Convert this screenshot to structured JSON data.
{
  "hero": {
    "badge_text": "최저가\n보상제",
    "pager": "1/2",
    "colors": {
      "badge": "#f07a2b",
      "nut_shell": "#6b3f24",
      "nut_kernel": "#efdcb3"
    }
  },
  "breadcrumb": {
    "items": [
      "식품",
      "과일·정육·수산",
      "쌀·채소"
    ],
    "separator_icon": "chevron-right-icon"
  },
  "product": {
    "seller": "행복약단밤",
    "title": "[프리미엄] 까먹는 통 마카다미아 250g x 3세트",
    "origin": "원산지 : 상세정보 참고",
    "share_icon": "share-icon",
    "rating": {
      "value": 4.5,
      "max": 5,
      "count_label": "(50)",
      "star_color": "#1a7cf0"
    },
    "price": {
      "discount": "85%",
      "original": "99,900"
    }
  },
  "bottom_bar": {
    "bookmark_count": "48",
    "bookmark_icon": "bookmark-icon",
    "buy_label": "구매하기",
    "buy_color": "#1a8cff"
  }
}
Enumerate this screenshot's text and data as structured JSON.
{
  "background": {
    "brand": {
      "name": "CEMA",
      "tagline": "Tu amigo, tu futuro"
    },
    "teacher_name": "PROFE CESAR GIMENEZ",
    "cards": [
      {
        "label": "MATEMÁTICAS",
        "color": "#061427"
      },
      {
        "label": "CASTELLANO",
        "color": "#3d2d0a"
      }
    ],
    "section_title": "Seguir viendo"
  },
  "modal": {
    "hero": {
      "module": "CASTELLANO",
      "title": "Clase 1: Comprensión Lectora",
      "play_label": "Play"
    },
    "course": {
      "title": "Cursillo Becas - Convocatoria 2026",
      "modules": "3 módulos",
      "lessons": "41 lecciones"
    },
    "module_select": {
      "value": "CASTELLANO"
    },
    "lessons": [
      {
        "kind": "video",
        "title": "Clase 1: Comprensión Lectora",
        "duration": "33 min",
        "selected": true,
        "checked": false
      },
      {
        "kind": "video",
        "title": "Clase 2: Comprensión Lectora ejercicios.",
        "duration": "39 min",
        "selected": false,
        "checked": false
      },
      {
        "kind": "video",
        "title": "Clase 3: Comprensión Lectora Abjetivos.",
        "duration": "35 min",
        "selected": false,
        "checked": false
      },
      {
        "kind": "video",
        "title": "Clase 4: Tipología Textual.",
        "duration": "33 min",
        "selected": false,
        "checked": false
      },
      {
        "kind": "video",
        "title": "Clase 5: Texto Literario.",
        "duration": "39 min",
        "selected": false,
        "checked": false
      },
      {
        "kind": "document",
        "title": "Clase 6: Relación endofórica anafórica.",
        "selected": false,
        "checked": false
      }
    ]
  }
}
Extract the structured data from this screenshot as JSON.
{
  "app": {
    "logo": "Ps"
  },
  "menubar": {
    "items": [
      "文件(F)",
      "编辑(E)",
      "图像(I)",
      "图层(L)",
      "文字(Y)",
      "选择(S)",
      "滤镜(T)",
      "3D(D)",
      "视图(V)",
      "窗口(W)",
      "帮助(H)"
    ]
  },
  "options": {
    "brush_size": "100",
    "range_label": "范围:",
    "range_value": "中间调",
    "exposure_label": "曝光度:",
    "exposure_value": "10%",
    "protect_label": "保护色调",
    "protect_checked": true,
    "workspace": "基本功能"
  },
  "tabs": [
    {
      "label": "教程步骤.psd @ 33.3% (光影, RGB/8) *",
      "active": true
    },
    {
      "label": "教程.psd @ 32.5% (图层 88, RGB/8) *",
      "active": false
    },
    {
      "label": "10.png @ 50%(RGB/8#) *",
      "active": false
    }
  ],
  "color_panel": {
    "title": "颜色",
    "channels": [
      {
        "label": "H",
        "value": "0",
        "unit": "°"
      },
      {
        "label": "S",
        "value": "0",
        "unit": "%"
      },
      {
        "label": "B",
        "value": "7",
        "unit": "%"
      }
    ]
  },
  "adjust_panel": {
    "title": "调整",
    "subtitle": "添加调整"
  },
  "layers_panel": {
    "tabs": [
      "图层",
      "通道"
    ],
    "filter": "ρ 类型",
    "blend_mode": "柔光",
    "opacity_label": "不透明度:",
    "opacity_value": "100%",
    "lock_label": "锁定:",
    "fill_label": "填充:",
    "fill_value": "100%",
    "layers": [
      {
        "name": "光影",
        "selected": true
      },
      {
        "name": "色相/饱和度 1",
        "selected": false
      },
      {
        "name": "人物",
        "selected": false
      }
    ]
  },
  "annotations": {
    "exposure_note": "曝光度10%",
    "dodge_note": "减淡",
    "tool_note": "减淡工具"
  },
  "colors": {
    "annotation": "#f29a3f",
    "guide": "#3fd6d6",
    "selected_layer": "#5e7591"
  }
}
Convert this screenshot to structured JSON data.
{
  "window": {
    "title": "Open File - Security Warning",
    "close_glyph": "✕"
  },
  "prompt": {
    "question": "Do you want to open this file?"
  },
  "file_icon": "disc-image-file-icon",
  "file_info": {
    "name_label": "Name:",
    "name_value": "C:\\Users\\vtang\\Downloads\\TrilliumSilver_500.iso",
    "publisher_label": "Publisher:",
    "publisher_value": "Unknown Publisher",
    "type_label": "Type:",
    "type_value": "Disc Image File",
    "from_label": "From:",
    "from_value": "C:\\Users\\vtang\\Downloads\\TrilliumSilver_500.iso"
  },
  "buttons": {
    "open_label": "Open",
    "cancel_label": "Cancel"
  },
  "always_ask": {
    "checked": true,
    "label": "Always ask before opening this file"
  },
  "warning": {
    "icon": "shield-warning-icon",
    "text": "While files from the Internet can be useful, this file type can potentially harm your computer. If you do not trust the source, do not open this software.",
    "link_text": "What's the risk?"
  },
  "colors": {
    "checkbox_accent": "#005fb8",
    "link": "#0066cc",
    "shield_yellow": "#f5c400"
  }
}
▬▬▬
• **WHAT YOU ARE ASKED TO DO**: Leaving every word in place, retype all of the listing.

• **SOLVED EXERCISE**:
Convert this screenshot to structured JSON data.
{
  "hero": {
    "badge_text": "최저가\n보상제",
    "pager": "1/2",
    "colors": {
      "badge": "#f07a2b",
      "nut_shell": "#6b3f24",
      "nut_kernel": "#efdcb3"
    }
  },
  "breadcrumb": {
    "items": [
      "식품",
      "과일·정육·수산",
      "쌀·채소"
    ],
    "separator_icon": "chevron-right-icon"
  },
  "product": {
    "seller": "행복약단밤",
    "title": "[프리미엄] 까먹는 통 마카다미아 250g x 3세트",
    "origin": "원산지 : 상세정보 참고",
    "share_icon": "share-icon",
    "rating": {
      "value": 4.5,
      "max": 5,
      "count_label": "(50)",
      "star_color": "#1a7cf0"
    },
    "price": {
      "discount": "85%",
      "original": "99,900"
    }
  },
  "bottom_bar": {
    "bookmark_count": "48",
    "bookmark_icon": "bookmark-icon",
    "buy_label": "구매하기",
    "buy_color": "#1a8cff"
  }
}
Enumerate this screenshot's text and data as structured JSON.
{
  "background": {
    "brand": {
      "name": "CEMA",
      "tagline": "Tu amigo, tu futuro"
    },
    "teacher_name": "PROFE CESAR GIMENEZ",
    "cards": [
      {
        "label": "MATEMÁTICAS",
        "color": "#061427"
      },
      {
        "label": "CASTELLANO",
        "color": "#3d2d0a"
      }
    ],
    "section_title": "Seguir viendo"
  },
  "modal": {
    "hero": {
      "module": "CASTELLANO",
      "title": "Clase 1: Comprensión Lectora",
      "play_label": "Play"
    },
    "course": {
      "title": "Cursillo Becas - Convocatoria 2026",
      "modules": "3 módulos",
      "lessons": "41 lecciones"
    },
    "module_select": {
      "value": "CASTELLANO"
    },
    "lessons": [
      {
        "kind": "video",
        "title": "Clase 1: Comprensión Lectora",
        "duration": "33 min",
        "selected": true,
        "checked": false
      },
      {
        "kind": "video",
        "title": "Clase 2: Comprensión Lectora ejercicios.",
        "duration": "39 min",
        "selected": false,
        "checked": false
      },
      {
        "kind": "video",
        "title": "Clase 3: Comprensión Lectora Abjetivos.",
        "duration": "35 min",
        "selected": false,
        "checked": false
      },
      {
        "kind": "video",
        "title": "Clase 4: Tipología Textual.",
        "duration": "33 min",
        "selected": false,
        "checked": false
      },
      {
        "kind": "video",
        "title": "Clase 5: Texto Literario.",
        "duration": "39 min",
        "selected": false,
        "checked": false
      },
      {
        "kind": "document",
        "title": "Clase 6: Relación endofórica anafórica.",
        "selected": false,
        "checked": false
      }
    ]
  }
}
Extract the structured data from this screenshot as JSON.
{
  "app": {
    "logo": "Ps"
  },
  "menubar": {
    "items": [
      "文件(F)",
      "编辑(E)",
      "图像(I)",
      "图层(L)",
      "文字(Y)",
      "选择(S)",
      "滤镜(T)",
      "3D(D)",
      "视图(V)",
      "窗口(W)",
      "帮助(H)"
    ]
  },
  "options": {
    "brush_size": "100",
    "range_label": "范围:",
    "range_value": "中间调",
    "exposure_label": "曝光度:",
    "exposure_value": "10%",
    "protect_label": "保护色调",
    "protect_checked": true,
    "workspace": "基本功能"
  },
  "tabs": [
    {
      "label": "教程步骤.psd @ 33.3% (光影, RGB/8) *",
      "active": true
    },
    {
      "label": "教程.psd @ 32.5% (图层 88, RGB/8) *",
      "active": false
    },
    {
      "label": "10.png @ 50%(RGB/8#) *",
      "active": false
    }
  ],
  "color_panel": {
    "title": "颜色",
    "channels": [
      {
        "label": "H",
        "value": "0",
        "unit": "°"
      },
      {
        "label": "S",
        "value": "0",
        "unit": "%"
      },
      {
        "label": "B",
        "value": "7",
        "unit": "%"
      }
    ]
  },
  "adjust_panel": {
    "title": "调整",
    "subtitle": "添加调整"
  },
  "layers_panel": {
    "tabs": [
      "图层",
      "通道"
    ],
    "filter": "ρ 类型",
    "blend_mode": "柔光",
    "opacity_label": "不透明度:",
    "opacity_value": "100%",
    "lock_label": "锁定:",
    "fill_label": "填充:",
    "fill_value": "100%",
    "layers": [
      {
        "name": "光影",
        "selected": true
      },
      {
        "name": "色相/饱和度 1",
        "selected": false
      },
      {
        "name": "人物",
        "selected": false
      }
    ]
  },
  "annotations": {
    "exposure_note": "曝光度10%",
    "dodge_note": "减淡",
    "tool_note": "减淡工具"
  },
  "colors": {
    "annotation": "#f29a3f",
    "guide": "#3fd6d6",
    "selected_layer": "#5e7591"
  }
}
Convert this screenshot to structured JSON data.
{
  "window": {
    "title": "Open File - Security Warning",
    "close_glyph": "✕"
  },
  "prompt": {
    "question": "Do you want to open this file?"
  },
  "file_icon": "disc-image-file-icon",
  "file_info": {
    "name_label": "Name:",
    "name_value": "C:\\Users\\vtang\\Downloads\\TrilliumSilver_500.iso",
    "publisher_label": "Publisher:",
    "publisher_value": "Unknown Publisher",
    "type_label": "Type:",
    "type_value": "Disc Image File",
    "from_label": "From:",
    "from_value": "C:\\Users\\vtang\\Downloads\\TrilliumSilver_500.iso"
  },
  "buttons": {
    "open_label": "Open",
    "cancel_label": "Cancel"
  },
  "always_ask": {
    "checked": true,
    "label": "Always ask before opening this file"
  },
  "warning": {
    "icon": "shield-warning-icon",
    "text": "While files from the Internet can be useful, this file type can potentially harm your computer. If you do not trust the source, do not open this software.",
    "link_text": "What's the risk?"
  },
  "colors": {
    "checkbox_accent": "#005fb8",
    "link": "#0066cc",
    "shield_yellow": "#f5c400"
  }
}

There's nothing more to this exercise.